Seniors or patients with dementia experience falls up to two to three times more than individuals who are younger or who are cognitively intact. Falls put them at risk to more serious injuries such as fractures. Additionally, fear, declining function, decrease quality of life and even death may result from these falls. It is for this reason that fall prevention, especially in the home, is something to avoid if possible.

For people suffering from dementia, falls are particularly dangerous and raise serious alarms and concerns to their own families and caregivers.

A person with dementia may have difficulty carrying out even the simplest of everyday tasks. These include getting out of bed, going to the toilet, or ascending/descending stairs. Their deterioration and cognitive impairment cause a lot of adverse (and heartbreaking) consequences.

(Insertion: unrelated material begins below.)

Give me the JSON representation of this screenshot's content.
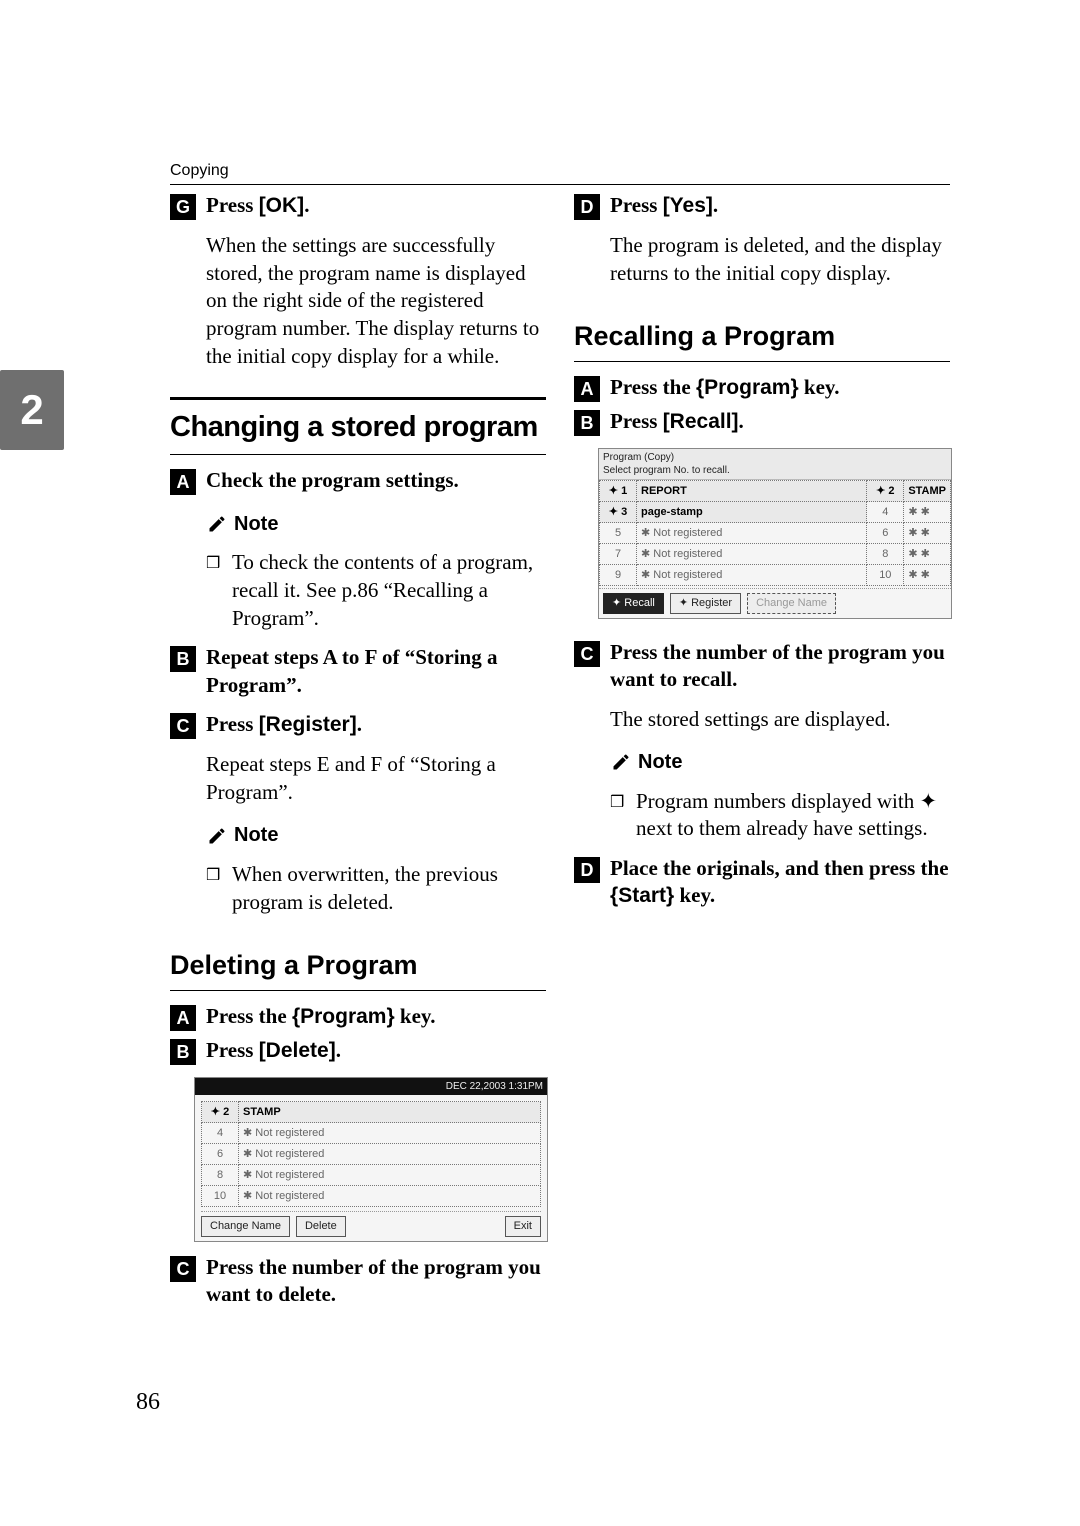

Their reduced attention or perception can cause them to trip more easily even over everyday objects such as ottomans or low tables. It also causes them to fear falling and as a result, they do not walk much — and this greatly increases the risk of falling. Other factors such as taking certain medications or wearing ill-fitting shoes can also contribute to the risk of falling.

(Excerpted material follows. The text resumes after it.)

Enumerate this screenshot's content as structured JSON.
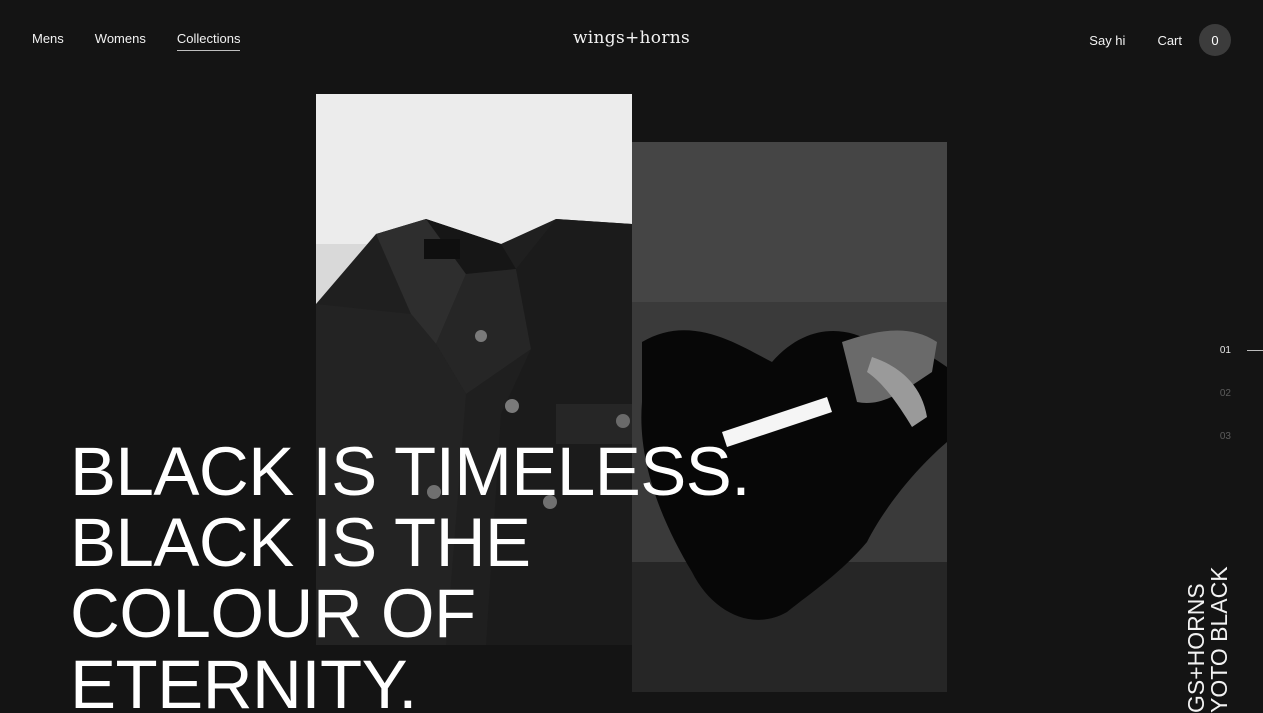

No matter what stage of dementia the patient is having, fall prevention is critical.

The fear of falling doesn't have to dominate your or your patient's concerns. Here are some of the important tips to prevent falls; you will be surprised that these are quite simple tips:

1) Provide clear walking paths in your home
You should understand that a person living with dementia can have difficulty in recognizing the hazards of a loose rug or a loose extension cord. Even every day, once easily seen, may now become objects to trip over especially in poor lighting. Decluttering the environment and clearing the pathways are some of the keys to preventing falls.

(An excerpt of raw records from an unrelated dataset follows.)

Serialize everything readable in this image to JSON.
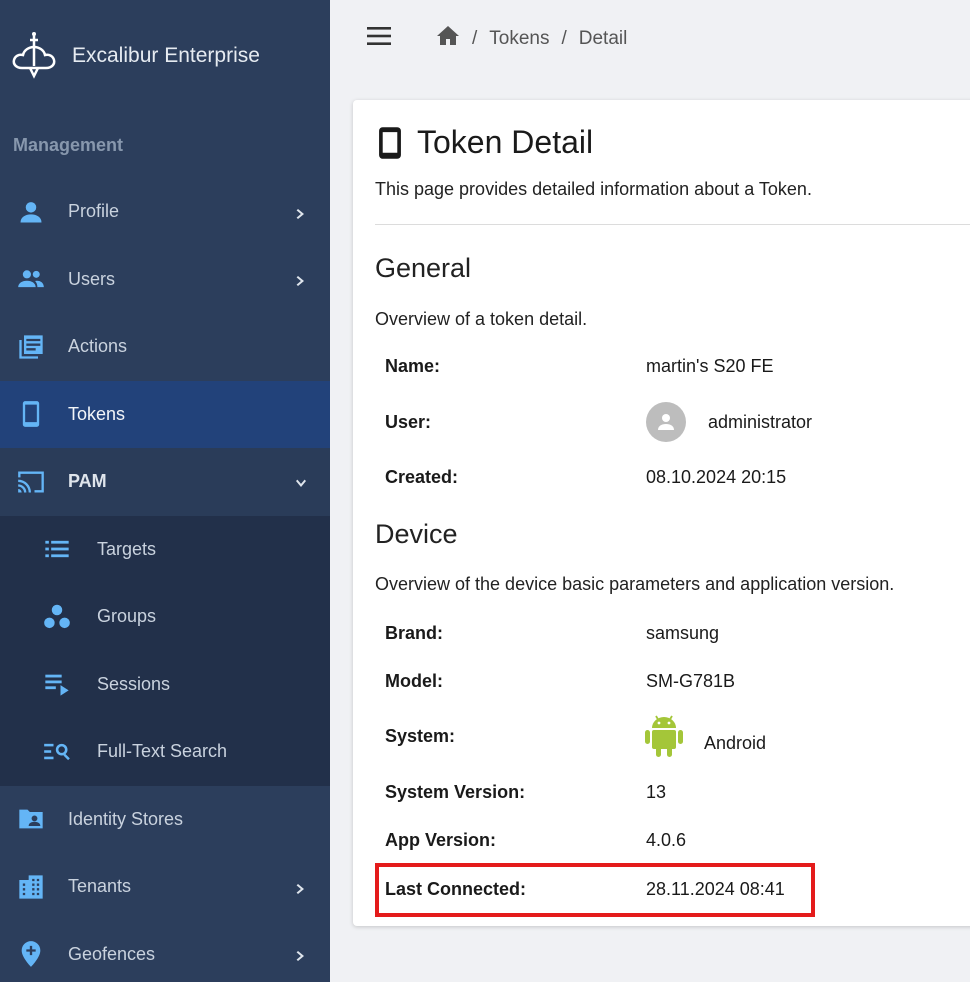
{
  "brand": {
    "name": "Excalibur Enterprise"
  },
  "sidebar": {
    "section_label": "Management",
    "items": [
      {
        "label": "Profile",
        "icon": "person-icon"
      },
      {
        "label": "Users",
        "icon": "users-icon"
      },
      {
        "label": "Actions",
        "icon": "actions-icon"
      },
      {
        "label": "Tokens",
        "icon": "phone-icon"
      },
      {
        "label": "PAM",
        "icon": "cast-icon"
      },
      {
        "label": "Identity Stores",
        "icon": "folder-user-icon"
      },
      {
        "label": "Tenants",
        "icon": "building-icon"
      },
      {
        "label": "Geofences",
        "icon": "location-add-icon"
      }
    ],
    "pam_sub": [
      {
        "label": "Targets",
        "icon": "list-icon"
      },
      {
        "label": "Groups",
        "icon": "groups-icon"
      },
      {
        "label": "Sessions",
        "icon": "playlist-play-icon"
      },
      {
        "label": "Full-Text Search",
        "icon": "search-list-icon"
      }
    ]
  },
  "breadcrumb": {
    "items": [
      "Tokens",
      "Detail"
    ],
    "separator": "/"
  },
  "page": {
    "title": "Token Detail",
    "subtitle": "This page provides detailed information about a Token."
  },
  "general": {
    "heading": "General",
    "description": "Overview of a token detail.",
    "name_label": "Name:",
    "name_value": "martin's S20 FE",
    "user_label": "User:",
    "user_value": "administrator",
    "created_label": "Created:",
    "created_value": "08.10.2024 20:15"
  },
  "device": {
    "heading": "Device",
    "description": "Overview of the device basic parameters and application version.",
    "brand_label": "Brand:",
    "brand_value": "samsung",
    "model_label": "Model:",
    "model_value": "SM-G781B",
    "system_label": "System:",
    "system_value": "Android",
    "system_version_label": "System Version:",
    "system_version_value": "13",
    "app_version_label": "App Version:",
    "app_version_value": "4.0.6",
    "last_connected_label": "Last Connected:",
    "last_connected_value": "28.11.2024 08:41"
  },
  "colors": {
    "sidebar_bg": "#2c3e5c",
    "active_item": "#22427a",
    "icon_accent": "#64b5f6",
    "highlight": "#e41b1b",
    "android_green": "#a4c639"
  }
}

2) Make bathing and trips to the toilet safer
There are many ways an elderly person can fall in a bathroom. There may be wet, slippery floors and surfaces. Bathtubs can be too high for them to climb over. Toilets can be too low for them to sit on. These may lead to the elderly have a resistance to bathing or relieving themselves. Going to the bathroom and the toilet has become a burden to seniors or people living with dementia.

We recommend you make some adjustments to prevent falls in the bathroom:
— installing non-slip floor and shower mats,
— installing grab/safety bars especially, near the bathtub or the toilet,
— installing a raised toilet seat,
— installing a shower chair,
— installing an adjustable or removable shower head, and
— placing the bathroom and toilet essentials within their reach.

If you are not able to assist your patient or a loved one who has reached senescence or is suffering dementia, you may need to enlist the help of a companion or a caregiver.

3) Make climbing up and going down the stairs safer
The patient who may attempt to use the stairs on their own when they're unable to do so is at high risk of serious falls. Usually, stairs only have one handrail, making climbing on them more difficult or entirely impossible for someone who has one side of their body weaker or in pain. They always need someone to assist them or use special equipment to enable them to use the stairs safely. Kerr Medical has a Designer Folding Cane which can be easily used on stairs.

4) Make getting in and out of bed safer
Falls commonly occur around the bed area. The bed may be too soft, too hard or too high for them to climb into or get out of. Kerr Medical has a number of bed rails which can be easily added to a bed to keep patients from falling out of bed, as well as helping them get out of the bed. People with a weak side due to stroke or with weakened legs and joints may now have great difficulty in getting in and out of bed safely and independently. They always need someone to assist them. We also have bed alarms to alert you when the patient or your loved one attempts to get up from the bed.

5) Supply safe shoes or any other type of footwear
Serious falls can also be a result of wearing ill-fitting footwear. Shoes that easily slip off can cause the wearer to trip. But a person living with dementia may be struggling with more intricate items of clothing such as buttons or shoelaces. Choose shoes that are not only safe for them to wear on, but also easy for them to use (such as shoes with Velcro fastenings).

6) Do not ignore the patient's unmet needs
As a patient progresses through the stages of dementia, they may start to wander, and this may lead them to unsafe areas that cause them to trip and fall. Wandering is an indication that the patient has unmet needs that he or she desires to satisfy. For example, they may be looking for a telephone because they need to call their wife or husband early in the morning. So instead of ignoring them or trying to stop them, try distracting them by doing other activities that may help in keeping their anxiety or frustration levels in check. We have many dementia care products as well as dementia wandering devices that will keep your patient or loved one safely indoors.

These are some of the many ways to put fall prevention skills in place. You can also discuss other options with your loved one's doctor or other health care professionals.